A new book shares the stories of 50 Black Muslim elders from across the world.
The book, entitled “At Their Feet: 50 Black Muslim Elders Share Stories of Faith and Community Life,” is a collection of oral histories, essays and interviews from prominent older Muslims in the African American community — many who are from Detroit.
Zarinah El-Amin, a cultural anthropologist and founder of Book Power Publishing, says the book symbolizes the practice of learning from elders.
“Each of our elders is a wealth of experience and knowledge. In the old days, you would come and literally sit at the feet of your elders and listen to their stories, listen to them give you experience, and listen to them giving you advice about different things of life,” says El-Amin.
Losing her mother Cheryl to cancer made El-Amin realize that it’s important to create a collection of stories from older adults in the community. Her father, Imam Abdullah El-Amin, the Imam Emeritus at the Muslim Center in Detroit, also asked her to interview him and his friends.
“Being in publishing, I was like, ‘Maybe we should actually expand this and make it a much broader type of project and have other people because there are so many individuals to have knowledge and experiences and things that we can all learn from.'”
El-Amin teamed up with Dr. Alisa Perkins, an associate professor at Western Michigan University in the Department of comparative Religion, who works with Dream of Detroit’s Detroit Muslim Storytelling Project. Perkins was working to gather oral histories of Detroiters when El-Amin embarked on her project. They decided to merge the efforts to collect 50 stories.
“I was so thrilled and honored when the executive director of Dream of Detroit asked me to work with him on an application for a storytelling project that was very much in line with the ‘at their feet’ vision,” says Perkins.
The storytelling project matched youth to elders in the community and taught them how to video record interviews.
“So as you see, these were parallel visions that sort of manifested at an interesting time because it was at the start of the COVID-19 pandemic,” Perkins explains.

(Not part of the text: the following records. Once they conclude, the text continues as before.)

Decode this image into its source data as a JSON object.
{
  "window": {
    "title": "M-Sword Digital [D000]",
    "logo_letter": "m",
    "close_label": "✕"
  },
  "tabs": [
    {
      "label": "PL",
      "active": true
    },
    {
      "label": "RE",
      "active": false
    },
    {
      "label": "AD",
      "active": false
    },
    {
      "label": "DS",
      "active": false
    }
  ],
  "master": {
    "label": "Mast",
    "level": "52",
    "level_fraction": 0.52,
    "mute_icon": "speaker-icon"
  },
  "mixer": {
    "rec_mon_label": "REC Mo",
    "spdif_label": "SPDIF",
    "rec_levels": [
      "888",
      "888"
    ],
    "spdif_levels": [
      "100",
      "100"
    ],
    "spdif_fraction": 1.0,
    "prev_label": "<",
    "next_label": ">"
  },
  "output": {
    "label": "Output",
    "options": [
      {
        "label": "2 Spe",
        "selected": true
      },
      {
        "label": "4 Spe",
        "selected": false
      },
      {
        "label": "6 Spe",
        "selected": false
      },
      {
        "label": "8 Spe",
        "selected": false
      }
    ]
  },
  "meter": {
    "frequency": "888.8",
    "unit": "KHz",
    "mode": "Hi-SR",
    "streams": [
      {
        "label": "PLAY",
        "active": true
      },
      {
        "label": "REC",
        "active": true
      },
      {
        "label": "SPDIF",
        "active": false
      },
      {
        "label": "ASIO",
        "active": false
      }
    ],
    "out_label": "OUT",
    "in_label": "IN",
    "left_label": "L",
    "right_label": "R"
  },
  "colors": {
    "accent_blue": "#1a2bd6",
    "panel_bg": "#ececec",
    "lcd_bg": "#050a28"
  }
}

She says the pandemic propelled the urgency of this project. Ten of the oral histories were part of the larger collection in the book.
“People were very reflective at that point, reflective about death, reflective about losing their elders, reflective about trying to maintain traditions. There were many times where people virtually sat ‘at the feet’ of the elders in both projects.”
El-Amin says people wrote their own essays, some family members wrote stories on behalf of their elders and others were interviewed by Ayah Rashid, a contributor to the book. The collection of stories is a unique population of first-generation Muslims.
The book covers themes like the Nation of Islam, the conversion to Sunni Muslim, city wide initiatives, women-led movements, and Detroit mosques. Other topics cover entrepreneurship, organizations and cultural movements.
“Many people just automatically assume that when you say ‘Black’ and ‘Muslim’ together, that means the Nation of Islam,” says El-Amin. She went on to explain that while many of the subjects in her book became Muslims through the Nation of Islam, others converted to Sunni Orthodox Islam later on.
El-Amin is inspired by the people featured in “At Their Feet.”
“Their tenacity and their community-building skills with small budgets and the things that they did were just dynamic,” says El-Amin.
Perkins says the stories shed a unique light on Muslim communities.
“Our book is kind of presenting a nexus point or hub for many different stories to come together globally, locally, involving people reflecting on their lives across all ages, and reflecting the voices of young people as they tell the stories of their elders in some very special cases across the book.”